Editorial: Politics and breast cancer

Staff Writer
Mount Shasta Herald

The new guidelines on breast cancer screening released last week say a lot about the tough choices physicians and patients must make when it comes to preventive care, and about the role of science in informing those decisions. The reaction to the recommendations says a lot about how politicized everything about health care has become.

The federal advisory panel issuing the recommendations found that the benefits of routine mammograms for women in their 40s -- saving one life for every 1,904 women screened for 10 years -- were outweighed by the potential for unnecessary tests and treatment, and the accompanying anxiety. Women with risk factors for breast cancer, and all women older than 50, should continue to have routine screening.

The outraged reaction from some quarters to the guidelines expresses an attitude that lies at the heart of our health care dilemma: We want everything. If there's a one-in-a-million chance that this test or that treatment will save a life, we expect it. And most of us don't even want to hear about the cost, let alone pay it out of pocket.

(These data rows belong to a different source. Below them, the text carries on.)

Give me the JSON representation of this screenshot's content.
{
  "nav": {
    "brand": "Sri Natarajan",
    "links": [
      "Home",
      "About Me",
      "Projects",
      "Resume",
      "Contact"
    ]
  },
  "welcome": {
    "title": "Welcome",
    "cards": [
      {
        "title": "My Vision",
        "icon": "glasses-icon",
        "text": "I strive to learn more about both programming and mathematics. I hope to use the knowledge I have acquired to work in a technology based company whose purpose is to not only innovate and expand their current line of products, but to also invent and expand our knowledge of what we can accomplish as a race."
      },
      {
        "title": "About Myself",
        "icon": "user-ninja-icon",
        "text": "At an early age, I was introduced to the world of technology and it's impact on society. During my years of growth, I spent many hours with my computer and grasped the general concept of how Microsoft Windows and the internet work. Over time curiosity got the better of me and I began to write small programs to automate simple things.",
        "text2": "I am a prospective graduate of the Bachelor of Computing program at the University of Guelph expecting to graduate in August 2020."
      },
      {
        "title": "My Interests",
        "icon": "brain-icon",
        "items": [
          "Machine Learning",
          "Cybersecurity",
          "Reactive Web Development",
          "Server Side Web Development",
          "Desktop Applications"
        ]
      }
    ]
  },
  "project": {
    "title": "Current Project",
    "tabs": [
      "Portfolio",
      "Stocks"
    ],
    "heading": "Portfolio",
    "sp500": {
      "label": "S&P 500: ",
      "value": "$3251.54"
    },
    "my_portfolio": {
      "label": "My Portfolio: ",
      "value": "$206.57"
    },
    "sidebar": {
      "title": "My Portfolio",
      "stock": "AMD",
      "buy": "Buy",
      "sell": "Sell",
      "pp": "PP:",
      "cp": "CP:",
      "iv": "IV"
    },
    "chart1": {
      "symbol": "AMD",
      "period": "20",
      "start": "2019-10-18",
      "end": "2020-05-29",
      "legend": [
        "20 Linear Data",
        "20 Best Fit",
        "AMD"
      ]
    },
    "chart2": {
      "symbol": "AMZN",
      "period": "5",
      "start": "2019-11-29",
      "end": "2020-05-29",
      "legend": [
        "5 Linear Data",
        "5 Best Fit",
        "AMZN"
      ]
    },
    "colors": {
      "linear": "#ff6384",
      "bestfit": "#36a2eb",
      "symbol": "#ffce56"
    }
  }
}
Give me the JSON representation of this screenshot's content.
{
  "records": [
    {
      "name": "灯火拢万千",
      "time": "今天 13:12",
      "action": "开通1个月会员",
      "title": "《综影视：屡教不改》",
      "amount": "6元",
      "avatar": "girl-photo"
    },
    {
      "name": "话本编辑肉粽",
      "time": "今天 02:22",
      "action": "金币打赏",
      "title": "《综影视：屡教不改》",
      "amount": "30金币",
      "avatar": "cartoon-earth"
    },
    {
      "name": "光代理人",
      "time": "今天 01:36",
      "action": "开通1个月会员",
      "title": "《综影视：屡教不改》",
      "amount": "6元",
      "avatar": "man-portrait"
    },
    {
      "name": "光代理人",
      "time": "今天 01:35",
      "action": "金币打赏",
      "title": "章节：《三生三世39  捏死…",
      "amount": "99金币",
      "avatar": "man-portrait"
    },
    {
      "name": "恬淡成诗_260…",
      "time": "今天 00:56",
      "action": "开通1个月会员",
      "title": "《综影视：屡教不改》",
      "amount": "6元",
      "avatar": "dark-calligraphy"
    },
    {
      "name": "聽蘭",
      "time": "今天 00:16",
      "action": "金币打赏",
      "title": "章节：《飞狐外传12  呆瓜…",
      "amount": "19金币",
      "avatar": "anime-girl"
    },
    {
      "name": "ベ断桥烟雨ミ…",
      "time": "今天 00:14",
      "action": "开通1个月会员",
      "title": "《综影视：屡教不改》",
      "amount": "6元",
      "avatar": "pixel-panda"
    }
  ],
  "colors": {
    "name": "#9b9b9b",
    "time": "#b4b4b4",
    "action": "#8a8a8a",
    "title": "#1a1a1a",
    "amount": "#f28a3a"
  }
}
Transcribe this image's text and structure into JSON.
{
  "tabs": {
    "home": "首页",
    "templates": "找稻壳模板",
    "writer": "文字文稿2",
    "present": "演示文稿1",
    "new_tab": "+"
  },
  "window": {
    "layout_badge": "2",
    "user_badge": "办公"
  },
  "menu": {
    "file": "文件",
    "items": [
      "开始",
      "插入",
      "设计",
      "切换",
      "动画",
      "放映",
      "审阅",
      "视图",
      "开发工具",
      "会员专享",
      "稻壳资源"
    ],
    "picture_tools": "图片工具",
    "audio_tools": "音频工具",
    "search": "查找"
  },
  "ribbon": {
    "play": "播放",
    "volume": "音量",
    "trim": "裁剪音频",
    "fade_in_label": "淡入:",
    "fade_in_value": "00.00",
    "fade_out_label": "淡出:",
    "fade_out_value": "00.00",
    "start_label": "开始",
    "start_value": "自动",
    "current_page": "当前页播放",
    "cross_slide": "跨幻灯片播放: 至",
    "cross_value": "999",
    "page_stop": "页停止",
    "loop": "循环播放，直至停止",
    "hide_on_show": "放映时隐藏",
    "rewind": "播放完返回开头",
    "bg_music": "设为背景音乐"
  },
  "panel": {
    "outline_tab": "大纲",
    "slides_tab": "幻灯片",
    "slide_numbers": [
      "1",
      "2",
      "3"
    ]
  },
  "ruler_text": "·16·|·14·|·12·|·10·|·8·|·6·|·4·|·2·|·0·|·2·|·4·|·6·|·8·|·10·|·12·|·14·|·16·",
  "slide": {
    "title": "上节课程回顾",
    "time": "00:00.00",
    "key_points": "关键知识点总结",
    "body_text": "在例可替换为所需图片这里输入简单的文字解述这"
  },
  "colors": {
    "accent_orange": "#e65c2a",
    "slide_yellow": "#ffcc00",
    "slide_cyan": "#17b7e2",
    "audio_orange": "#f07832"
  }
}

In other areas, Americans handle risk more rationally. We understand that there would be fewer highway fatalities if speed limits were reduced to, say, 30 mph, but we accept higher risk in exchange for getting from here to there in less time.

When it comes to our health, or the health of our loved ones, we prefer to avoid weighing risks and rewards. We don't like to take chances. We expect the best modern medicine can offer. We'd rather let the physicians decide. Physicians, in turn, generally err on the side of more tests and more treatments, whether out of fear they may be sued, or because the more treatments and tests they order, the more money they make.

But scientific data informs medical decisions, even in this area. The current breast cancer guidelines don't recommend routine mammograms for women in their 20s or 30s. It's not that women younger than 40 don't get breast cancer, just that all preventive measures must take into account the cost -- in money, inconvenience and the problems that come from "false positives" -- as well as benefits.

It didn't take long for opponents of health care reform to find the specter of "rationing" in the breast cancer recommendations. With information like this, they warned, a "government-run" health care system would "ration" mammography. But millions of women without health insurance are already having routine mammograms denied them, as are millions who have policies that make such tests unavailable or unaffordable.

Politicians of all stripes have been guilty of dictating health coverage. Many states require insurers to cover preventive mammography, and, given the reaction to these recommendations, we expect Congress will be tempted to write the old guidelines into law. Republicans, while condemning government "bureaucrats" dictating what medical procedures should be covered by private insurers, are trying to prohibit private insurers from covering abortion.

Ultimately, decisions on whether a woman should have a mammogram should be made by the patient and her physician, not by the government or an insurance company. The goal of health reform should be, first, to make sure every woman has access to a physician and whatever tests he or she recommends and, second, to provide them with the best available information on the effectiveness of tests and procedures.

The recommendations of health experts are always changing and sometimes wrong. A spike in breast cancer in the '90s has been blamed, in part, on a recommendation that menopausal women have estrogen replacement therapy. That advice has now been withdrawn. If this latest report is to be withdrawn, we hope it will be because of better data, not political pressure.

Breast cancer can kill, especially if it isn't caught early. But data on the effectiveness of various procedures can only help patients and physicians make better decisions.

The MetroWest Daily News